HULL FC owner Adam Pearson last night admitted Super League must sort its problematic structure issues swiftly but says any final decision on its future has to “serve all clubs and not just a few”.
He was one of six club chiefs who walked out of a crucial meeting in October, preventing a vote taking place on restructure proposals for 2015.
Though agreement has been made that promotion and relegation will return after six years of the much-maligned licensing system – two teams being demoted at the end of this season to reduce Super League from 14 to 12 clubs – there is still no definitive course of action for the following campaign.
The Rugby Football League’s Policy Review had recommended the creation of two top tiers of 12 clubs that, after 23 rounds, move into seven game play-off leagues, including Super League’s bottom four facing the Championship’s top quartet.
This was expected to be given the green light in October but – led by Wigan Warriors chairman Ian Lenagan – Hull, Huddersfield Giants, Hull KR, Warrington Wolves and Catalan Dragons all left proceedings, arguing any debate on change should only take place alongside a review of the competition’s commercial management and governance.

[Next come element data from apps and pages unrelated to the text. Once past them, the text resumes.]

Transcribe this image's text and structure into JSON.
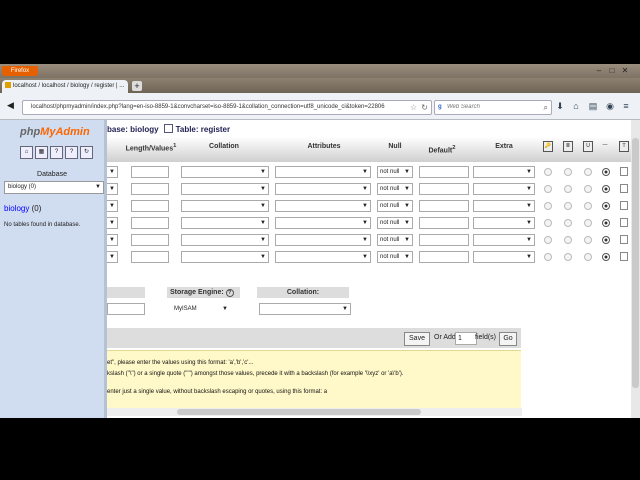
{
  "browser": {
    "menu_label": "Firefox",
    "tab_title": "localhost / localhost / biology / register | ...",
    "new_tab": "+",
    "url": "localhost/phpmyadmin/index.php?lang=en-iso-8859-1&convcharset=iso-8859-1&collation_connection=utf8_unicode_ci&token=22806",
    "search_placeholder": "Web Search",
    "search_engine_glyph": "g"
  },
  "sidebar": {
    "logo_part1": "php",
    "logo_part2": "MyAdmin",
    "database_label": "Database",
    "db_select_value": "biology (0)",
    "db_name": "biology",
    "db_count": "(0)",
    "no_tables": "No tables found in database."
  },
  "breadcrumb": {
    "prefix": "base: ",
    "db": "biology",
    "table_prefix": "Table: ",
    "table": "register"
  },
  "columns": {
    "length": "Length/Values",
    "length_sup": "1",
    "collation": "Collation",
    "attributes": "Attributes",
    "null": "Null",
    "default": "Default",
    "default_sup": "2",
    "extra": "Extra"
  },
  "rows": [
    {
      "null": "not null",
      "selected_index": 3
    },
    {
      "null": "not null",
      "selected_index": 3
    },
    {
      "null": "not null",
      "selected_index": 3
    },
    {
      "null": "not null",
      "selected_index": 3
    },
    {
      "null": "not null",
      "selected_index": 3
    },
    {
      "null": "not null",
      "selected_index": 3
    }
  ],
  "table_options": {
    "storage_engine_label": "Storage Engine:",
    "storage_engine_value": "MyISAM",
    "collation_label": "Collation:"
  },
  "actions": {
    "save": "Save",
    "or_add": "Or Add",
    "add_count": "1",
    "fields": "field(s)",
    "go": "Go"
  },
  "notes": {
    "line1": "et\", please enter the values using this format: 'a','b','c'...",
    "line2": "kslash (\"\\\") or a single quote (\"'\") amongst those values, precede it with a backslash (for example '\\\\xyz' or 'a\\'b').",
    "line3": "enter just a single value, without backslash escaping or quotes, using this format: a"
  },
  "colors": {
    "sidebar_bg": "#d0dcef",
    "note_bg": "#fff8c8",
    "firefox_orange": "#e66000"
  }
}
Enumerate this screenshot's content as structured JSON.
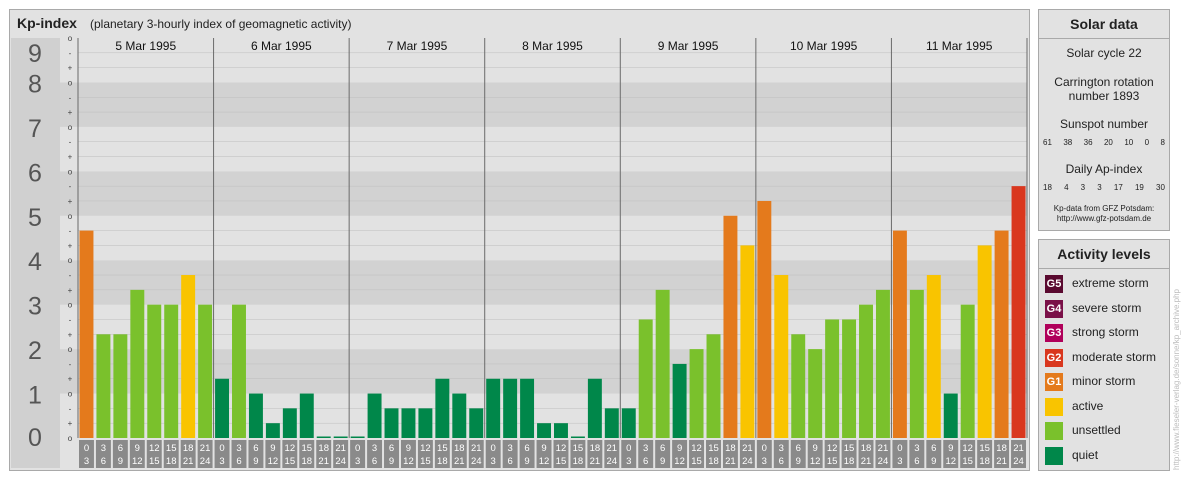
{
  "header": {
    "title": "Kp-index",
    "subtitle": "(planetary 3-hourly index of geomagnetic activity)"
  },
  "chart_data": {
    "type": "bar",
    "title": "Kp-index",
    "subtitle": "(planetary 3-hourly index of geomagnetic activity)",
    "ylim": [
      0,
      9
    ],
    "y_ticks": [
      "0",
      "1",
      "2",
      "3",
      "4",
      "5",
      "6",
      "7",
      "8",
      "9"
    ],
    "sub_ticks": [
      "-",
      "o",
      "+"
    ],
    "days": [
      "5 Mar 1995",
      "6 Mar 1995",
      "7 Mar 1995",
      "8 Mar 1995",
      "9 Mar 1995",
      "10 Mar 1995",
      "11 Mar 1995"
    ],
    "slot_start_hours": [
      "0",
      "3",
      "6",
      "9",
      "12",
      "15",
      "18",
      "21"
    ],
    "slot_end_hours": [
      "3",
      "6",
      "9",
      "12",
      "15",
      "18",
      "21",
      "24"
    ],
    "values": [
      [
        4.667,
        2.333,
        2.333,
        3.333,
        3.0,
        3.0,
        3.667,
        3.0
      ],
      [
        1.333,
        3.0,
        1.0,
        0.333,
        0.667,
        1.0,
        0.0,
        0.0
      ],
      [
        0.0,
        1.0,
        0.667,
        0.667,
        0.667,
        1.333,
        1.0,
        0.667
      ],
      [
        1.333,
        1.333,
        1.333,
        0.333,
        0.333,
        0.0,
        1.333,
        0.667
      ],
      [
        0.667,
        2.667,
        3.333,
        1.667,
        2.0,
        2.333,
        5.0,
        4.333
      ],
      [
        5.333,
        3.667,
        2.333,
        2.0,
        2.667,
        2.667,
        3.0,
        3.333
      ],
      [
        4.667,
        3.333,
        3.667,
        1.0,
        3.0,
        4.333,
        4.667,
        5.667
      ]
    ],
    "grid": "horizontal",
    "legend_placement": "right"
  },
  "solar": {
    "title": "Solar data",
    "cycle": "Solar cycle 22",
    "carrington_line1": "Carrington rotation",
    "carrington_line2": "number 1893",
    "sunspot_title": "Sunspot number",
    "sunspot_values": [
      "61",
      "38",
      "36",
      "20",
      "10",
      "0",
      "8"
    ],
    "ap_title": "Daily Ap-index",
    "ap_values": [
      "18",
      "4",
      "3",
      "3",
      "17",
      "19",
      "30"
    ],
    "source_line1": "Kp-data from GFZ Potsdam:",
    "source_line2": "http://www.gfz-potsdam.de"
  },
  "activity": {
    "title": "Activity levels",
    "items": [
      {
        "badge": "G5",
        "label": "extreme storm",
        "color": "#5a0a30"
      },
      {
        "badge": "G4",
        "label": "severe storm",
        "color": "#7a1048"
      },
      {
        "badge": "G3",
        "label": "strong storm",
        "color": "#b0005a"
      },
      {
        "badge": "G2",
        "label": "moderate storm",
        "color": "#d9371e"
      },
      {
        "badge": "G1",
        "label": "minor storm",
        "color": "#e47a1c"
      },
      {
        "badge": "",
        "label": "active",
        "color": "#f9c400"
      },
      {
        "badge": "",
        "label": "unsettled",
        "color": "#7ac12c"
      },
      {
        "badge": "",
        "label": "quiet",
        "color": "#00874a"
      }
    ]
  },
  "credit": "http://www.fieseler-verlag.de/sonne/kp_archive.php"
}
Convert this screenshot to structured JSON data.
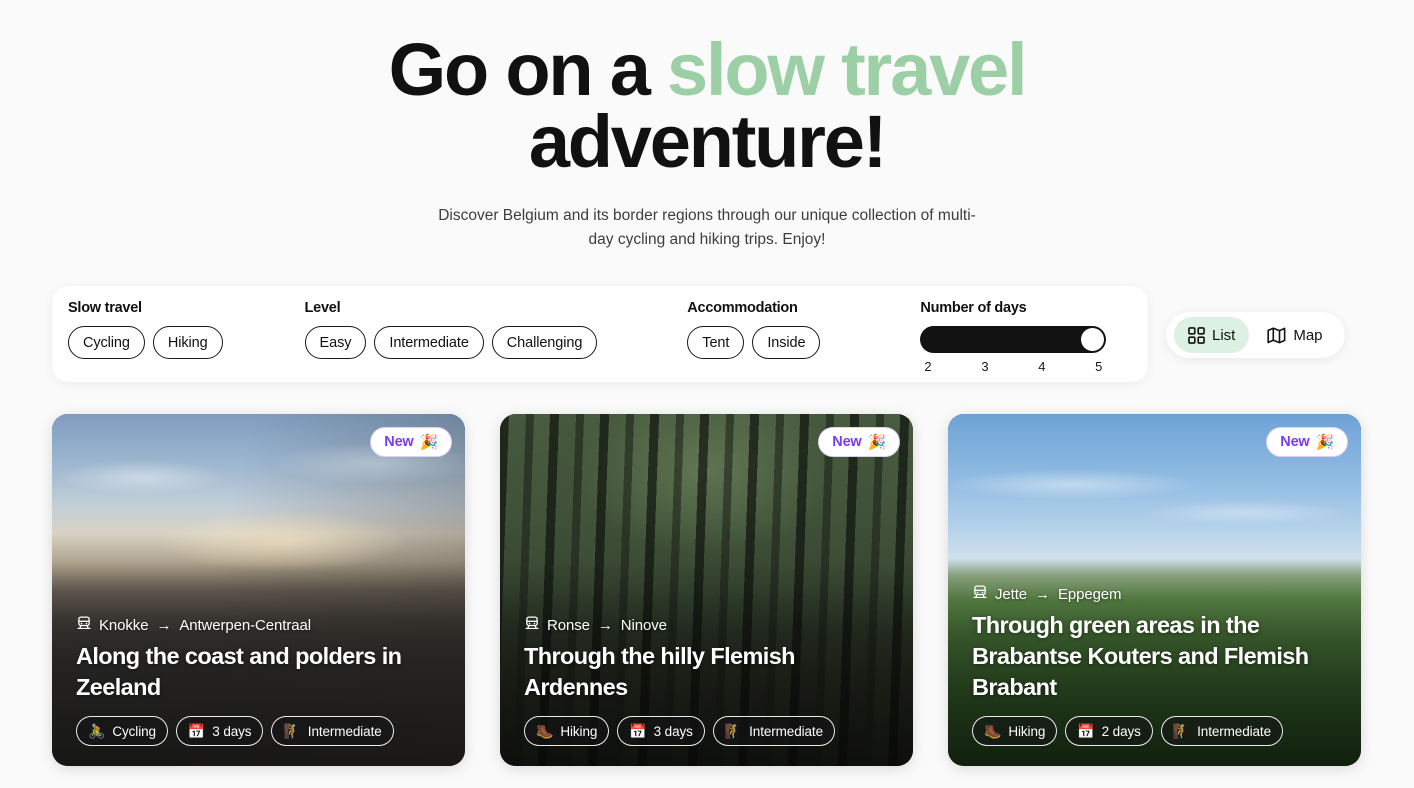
{
  "hero": {
    "title_part1": "Go on a ",
    "title_accent": "slow travel",
    "title_part2": "adventure!",
    "subtitle": "Discover Belgium and its border regions through our unique collection of multi-day cycling and hiking trips. Enjoy!",
    "accent_color": "#9ccfa6"
  },
  "filters": {
    "groups": [
      {
        "label": "Slow travel",
        "options": [
          "Cycling",
          "Hiking"
        ]
      },
      {
        "label": "Level",
        "options": [
          "Easy",
          "Intermediate",
          "Challenging"
        ]
      },
      {
        "label": "Accommodation",
        "options": [
          "Tent",
          "Inside"
        ]
      }
    ],
    "days": {
      "label": "Number of days",
      "ticks": [
        "2",
        "3",
        "4",
        "5"
      ],
      "min": 2,
      "max": 5,
      "value": 5
    }
  },
  "view_toggle": {
    "options": [
      {
        "label": "List",
        "icon": "grid-icon",
        "active": true
      },
      {
        "label": "Map",
        "icon": "map-icon",
        "active": false
      }
    ],
    "active_bg": "#ddf0e4"
  },
  "badge": {
    "label": "New",
    "emoji": "🎉",
    "text_color": "#7c3aed",
    "border_color": "#ddd0f5"
  },
  "cards": [
    {
      "from": "Knokke",
      "to": "Antwerpen-Centraal",
      "arrow": "→",
      "title": "Along the coast and polders in Zeeland",
      "new": true,
      "tags": [
        {
          "emoji": "🚴",
          "label": "Cycling"
        },
        {
          "emoji": "📅",
          "label": "3 days"
        },
        {
          "emoji": "🧗",
          "label": "Intermediate"
        }
      ]
    },
    {
      "from": "Ronse",
      "to": "Ninove",
      "arrow": "→",
      "title": "Through the hilly Flemish Ardennes",
      "new": true,
      "tags": [
        {
          "emoji": "🥾",
          "label": "Hiking"
        },
        {
          "emoji": "📅",
          "label": "3 days"
        },
        {
          "emoji": "🧗",
          "label": "Intermediate"
        }
      ]
    },
    {
      "from": "Jette",
      "to": "Eppegem",
      "arrow": "→",
      "title": "Through green areas in the Brabantse Kouters and Flemish Brabant",
      "new": true,
      "tags": [
        {
          "emoji": "🥾",
          "label": "Hiking"
        },
        {
          "emoji": "📅",
          "label": "2 days"
        },
        {
          "emoji": "🧗",
          "label": "Intermediate"
        }
      ]
    }
  ]
}
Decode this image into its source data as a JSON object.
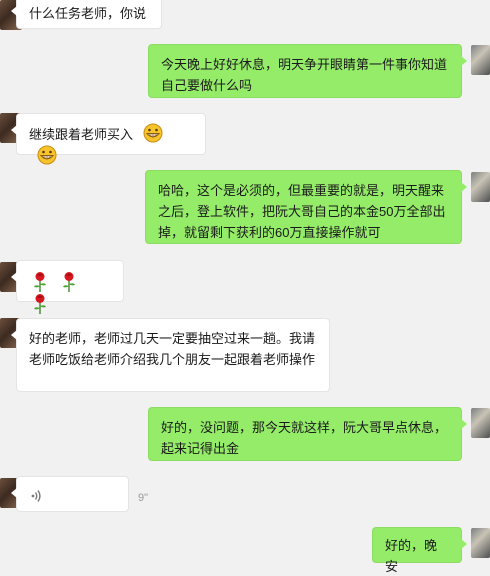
{
  "messages": [
    {
      "side": "in",
      "type": "text",
      "text": "什么任务老师，你说"
    },
    {
      "side": "out",
      "type": "text",
      "text": "今天晚上好好休息，明天争开眼睛第一件事你知道自己要做什么吗"
    },
    {
      "side": "in",
      "type": "text",
      "text": "继续跟着老师买入",
      "emoji": [
        "grin-icon",
        "grin-icon"
      ]
    },
    {
      "side": "out",
      "type": "text",
      "text": "哈哈，这个是必须的，但最重要的就是，明天醒来之后，登上软件，把阮大哥自己的本金50万全部出掉，就留剩下获利的60万直接操作就可"
    },
    {
      "side": "in",
      "type": "emoji",
      "emoji": [
        "rose-icon",
        "rose-icon",
        "rose-icon"
      ]
    },
    {
      "side": "in",
      "type": "text",
      "text": "好的老师，老师过几天一定要抽空过来一趟。我请老师吃饭给老师介绍我几个朋友一起跟着老师操作"
    },
    {
      "side": "out",
      "type": "text",
      "text": "好的，没问题，那今天就这样，阮大哥早点休息，起来记得出金"
    },
    {
      "side": "in",
      "type": "voice",
      "duration": "9\""
    },
    {
      "side": "out",
      "type": "text",
      "text": "好的，晚安"
    }
  ],
  "colors": {
    "background": "#f1f1f1",
    "outgoing_bubble": "#95ec69",
    "incoming_bubble": "#ffffff"
  }
}
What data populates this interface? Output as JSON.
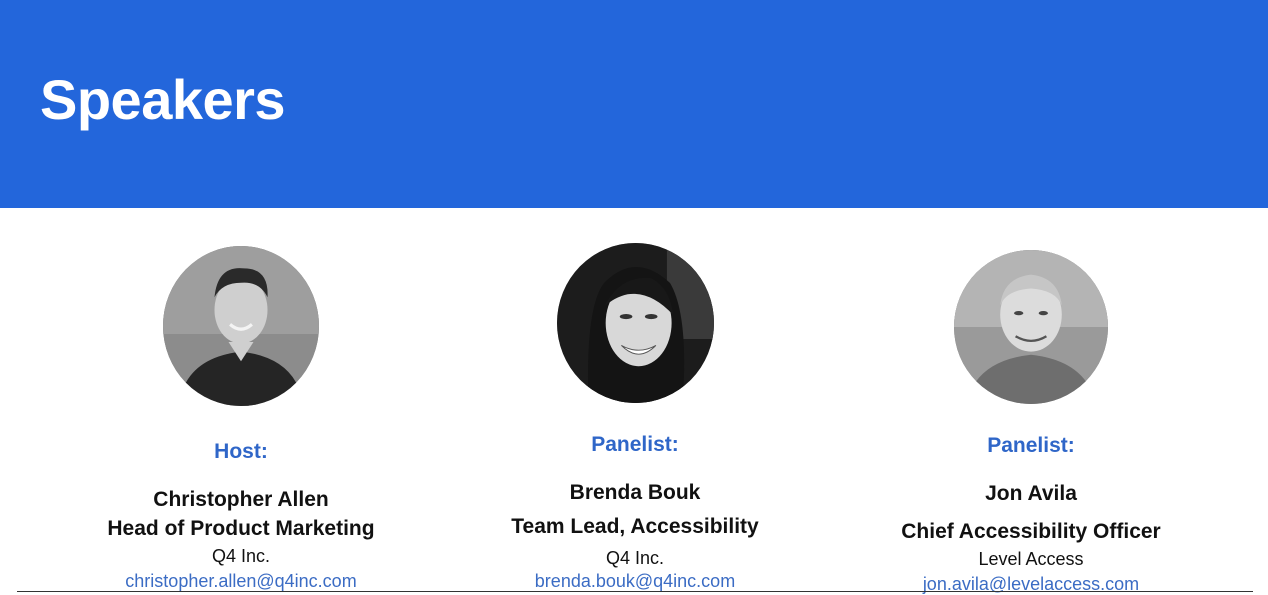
{
  "header": {
    "title": "Speakers",
    "background_color": "#2366db"
  },
  "speakers": [
    {
      "role": "Host:",
      "name": "Christopher Allen",
      "title": "Head of Product Marketing",
      "company": "Q4 Inc.",
      "email": "christopher.allen@q4inc.com",
      "photo_icon": "person-photo"
    },
    {
      "role": "Panelist:",
      "name": "Brenda Bouk",
      "title": "Team Lead, Accessibility",
      "company": "Q4 Inc.",
      "email": "brenda.bouk@q4inc.com",
      "photo_icon": "person-photo"
    },
    {
      "role": "Panelist:",
      "name": "Jon Avila",
      "title": "Chief Accessibility Officer",
      "company": "Level Access",
      "email": "jon.avila@levelaccess.com",
      "photo_icon": "person-photo"
    }
  ],
  "colors": {
    "role_label": "#2f66c8",
    "email_link": "#3b6cc4"
  }
}
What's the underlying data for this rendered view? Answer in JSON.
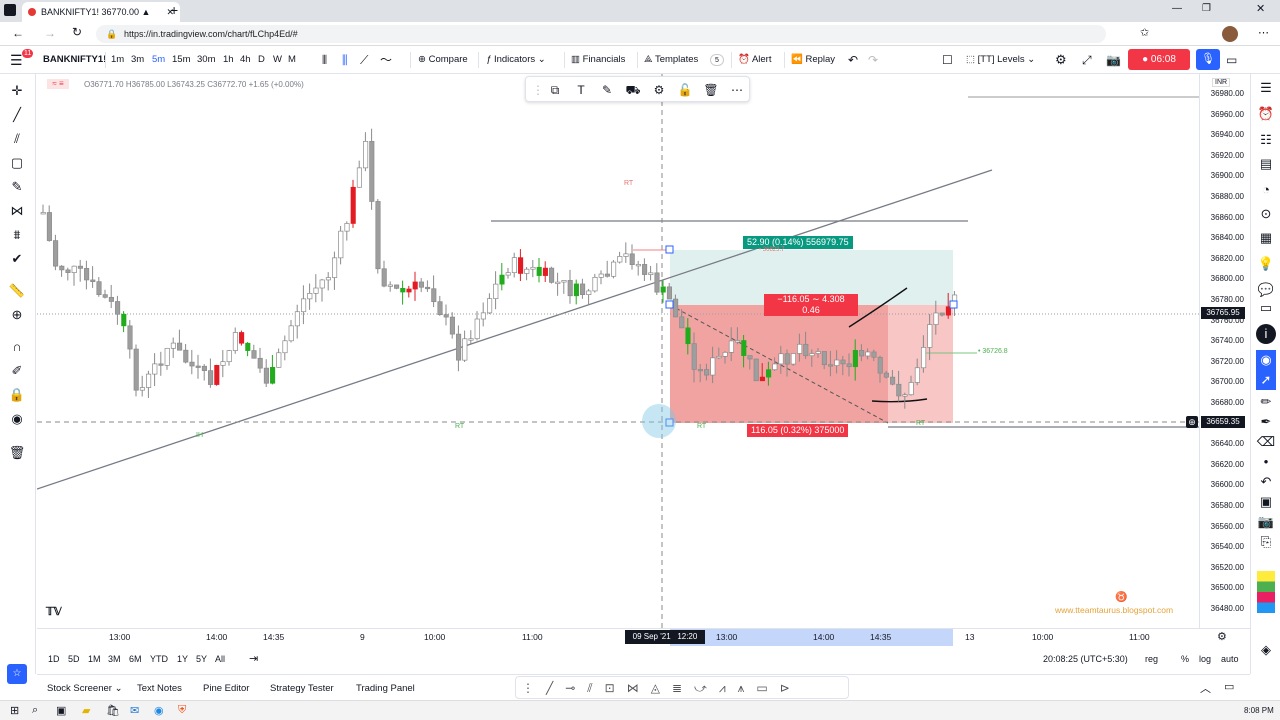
{
  "browser": {
    "tab_title": "BANKNIFTY1! 36770.00 ▲",
    "url": "https://in.tradingview.com/chart/fLChp4Ed/#"
  },
  "toolbar": {
    "symbol": "BANKNIFTY1!",
    "intervals": [
      "1m",
      "3m",
      "5m",
      "15m",
      "30m",
      "1h",
      "4h",
      "D",
      "W",
      "M"
    ],
    "compare": "Compare",
    "indicators": "Indicators",
    "financials": "Financials",
    "templates": "Templates",
    "templates_count": "5",
    "alert": "Alert",
    "replay": "Replay",
    "levels": "[TT] Levels",
    "timer": "06:08",
    "notif_count": "11"
  },
  "legend": {
    "ohlc": "O36771.70  H36785.00  L36743.25  C36772.70  +1.65 (+0.00%)"
  },
  "chart": {
    "rt_labels": [
      "RT",
      "RT",
      "RT",
      "RT"
    ],
    "ih_label": "IH",
    "target_label": "52.90 (0.14%) 556979.75",
    "pnl_label_1": "−116.05 ∼ 4.308",
    "pnl_label_2": "0.46",
    "stop_label": "116.05 (0.32%) 375000",
    "green_level": "• 36726.8",
    "small_label": "• 36823.7",
    "watermark": "www.tteamtaurus.blogspot.com"
  },
  "price_axis": {
    "currency": "INR",
    "ticks": [
      "36980.00",
      "36960.00",
      "36940.00",
      "36920.00",
      "36900.00",
      "36880.00",
      "36860.00",
      "36840.00",
      "36820.00",
      "36800.00",
      "36780.00",
      "36760.00",
      "36740.00",
      "36720.00",
      "36700.00",
      "36680.00",
      "36660.00",
      "36640.00",
      "36620.00",
      "36600.00",
      "36580.00",
      "36560.00",
      "36540.00",
      "36520.00",
      "36500.00",
      "36480.00"
    ],
    "current_price": "36765.95",
    "cursor_price": "36659.35"
  },
  "time_axis": {
    "ticks": [
      "13:00",
      "14:00",
      "14:35",
      "9",
      "10:00",
      "11:00",
      "13:00",
      "14:00",
      "14:35",
      "13",
      "10:00",
      "11:00"
    ],
    "cursor_time": "09 Sep '21   12:20"
  },
  "range_bar": {
    "ranges": [
      "1D",
      "5D",
      "1M",
      "3M",
      "6M",
      "YTD",
      "1Y",
      "5Y",
      "All"
    ],
    "clock": "20:08:25 (UTC+5:30)",
    "reg": "reg",
    "pct": "%",
    "log": "log",
    "auto": "auto"
  },
  "bottom_panel": {
    "tabs": [
      "Stock Screener",
      "Text Notes",
      "Pine Editor",
      "Strategy Tester",
      "Trading Panel"
    ]
  },
  "taskbar": {
    "time": "8:08 PM"
  },
  "colors": {
    "up": "#26a69a",
    "down": "#ef5350",
    "green_bar": "#22ab1c",
    "red_bar": "#e31b23",
    "neutral": "#9e9e9e",
    "accent": "#2962ff"
  }
}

Clearly Lenagan, in particular, wanted a greater say on how the sport as a whole should be run, especially as the competition has received no money from a title sponsor for the last two years, something which should be remedied imminently with the announcement of a new backer ahead of a campaign that starts in less than a month.
Some clubs, also, certainly desired a greater financial distribution while expressing concerns about other aspects of the Policy Review which would result in a reduction in the number of Academies, an increase in overseas players and potential rise in salary cap.
There should, however, finally be some clarity forthcoming with two vital meetings set for next week as clubs reconvene with the RFL/Super League to resolve the dispute that has threatened to cause an implosion of the domestic game.
“It is crucial this gets sorted and it is a very important time for the sport,” Pearson told the Yorkshire Post. “We will listen to what they have to say next week and then decide which way we want to go with the competition.
“But one thing is certain; it does need restructuring as the finances aren’t there to sustain 14 clubs.
“Talk of a ‘walk-out’ is a bit dramatic. Basically, we just wanted to see all clubs in a position to vote sensibly and didn’t want something railroaded through.
“We wanted more detail and something that serves all the clubs and not just a few.
“We all want it to get sorted but it’s got to be right. We’ve only got one chance for this and Super League has to show it can get better revenues in for the clubs.
“It will, though, all be sorted by the end of January, whatever.”
The Yorkshire Post understands there will, in fact, be a conclusion by the end of next week.
Tuesday’s appointment will be the first of a series of meetings to talk about Super League governance going forward, but Friday’s affair will solely be to discuss the all-important league structure.
There must be a final resolution and agreement on that subject then otherwise there will be a sim ple two-up, two-down promotion and relegation system come 2015.
When asked if it is a crucial time for the sport, Huddersfield managing director Richard Thewlis said: “I’ve no idea because I’m not sure if anything will have changed.
“I presume it has, but I’ll attend next week and see what is said.”
Leeds Rhinos, though, have been long-time advocates of the plan.
“We think the Policy Review is a very sound piece of work which aims at giving a game-wide solution and delivers a very exciting future for both the Championship and Super League,” said chief executive Gary Hetherington.
“We’re very supportive of that document and its proposals. It delivers what the game requires and it’s just been so unfortunate the whole process has been derailed.
“We have to get it back on track as soon as possible and this is the urgent part of the policy review that has to be sorted now.”
A majority of eight votes are needed to secure the go-ahead and, with Catalan since changing their stance, it is expected.
All Championship and Championship One clubs are in favour.
Castleford Tigers chief executive Steve Gill added: “However we do it, we all need to come out of this in agreement. But we can’t have things staying status quo. That would be a step back.
“Hopefully we can all come together and there’ll be no pre-conditions. It will be for the good of the game and I feel Super League and the Championship will both be stronger for it.
“We back the RFL policy and I was getting a bit bored with Super League as it was; if you are not challenging for trophies or the top eight who cares?
“That’s the attitude a lot of clubs have taken and we have to hold our hands up and say we’ve been guilty of that in the past too.
“We need to create excitement again where every game counts.
“I think the idea of Super League’s bottom four and the Championship top four playing off at the end of the season will create that and give people a chance to see semi-finals at all levels. I wish we’d done it years ago.
“The license system hasn’t worked. Clubs have been able to get lazy once they’ve found loopholes in that system.”